## WORK REQUIRED
Filter the records below and copy every line containing the word "value".

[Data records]
★ ★ ★

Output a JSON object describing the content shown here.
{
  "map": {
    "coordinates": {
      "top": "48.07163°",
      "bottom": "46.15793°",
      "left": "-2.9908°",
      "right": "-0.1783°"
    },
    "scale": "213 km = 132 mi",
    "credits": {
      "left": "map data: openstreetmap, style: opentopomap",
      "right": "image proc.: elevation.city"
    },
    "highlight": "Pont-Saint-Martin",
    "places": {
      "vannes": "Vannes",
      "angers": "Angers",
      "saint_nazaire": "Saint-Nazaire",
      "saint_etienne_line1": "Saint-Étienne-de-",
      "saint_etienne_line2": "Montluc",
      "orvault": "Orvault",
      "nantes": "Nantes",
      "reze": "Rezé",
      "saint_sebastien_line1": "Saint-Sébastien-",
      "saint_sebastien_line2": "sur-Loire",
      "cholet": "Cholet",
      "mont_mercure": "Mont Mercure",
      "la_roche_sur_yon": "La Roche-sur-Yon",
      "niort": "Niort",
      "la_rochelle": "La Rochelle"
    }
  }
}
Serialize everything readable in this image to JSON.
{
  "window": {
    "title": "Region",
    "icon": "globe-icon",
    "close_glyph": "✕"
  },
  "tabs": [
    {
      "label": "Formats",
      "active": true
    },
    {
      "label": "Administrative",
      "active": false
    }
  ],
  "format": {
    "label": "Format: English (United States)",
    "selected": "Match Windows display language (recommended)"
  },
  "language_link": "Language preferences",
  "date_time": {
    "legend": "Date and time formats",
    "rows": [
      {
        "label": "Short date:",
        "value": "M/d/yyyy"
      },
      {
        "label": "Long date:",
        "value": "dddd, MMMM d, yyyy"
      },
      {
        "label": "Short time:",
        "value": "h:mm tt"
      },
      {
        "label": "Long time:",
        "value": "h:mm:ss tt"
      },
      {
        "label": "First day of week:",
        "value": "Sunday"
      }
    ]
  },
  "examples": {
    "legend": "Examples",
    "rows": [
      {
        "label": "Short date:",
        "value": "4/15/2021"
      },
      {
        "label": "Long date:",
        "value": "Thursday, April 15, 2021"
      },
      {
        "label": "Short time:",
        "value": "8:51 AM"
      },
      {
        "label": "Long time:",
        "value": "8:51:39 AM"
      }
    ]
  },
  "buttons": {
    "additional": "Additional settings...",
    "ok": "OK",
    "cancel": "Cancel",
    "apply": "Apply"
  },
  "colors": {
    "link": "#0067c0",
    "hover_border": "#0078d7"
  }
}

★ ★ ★

## SOLUTION TO THIS TASK
        "value": "M/d/yyyy"
        "value": "dddd, MMMM d, yyyy"
        "value": "h:mm tt"
        "value": "h:mm:ss tt"
        "value": "Sunday"
        "value": "4/15/2021"
        "value": "Thursday, April 15, 2021"
        "value": "8:51 AM"
        "value": "8:51:39 AM"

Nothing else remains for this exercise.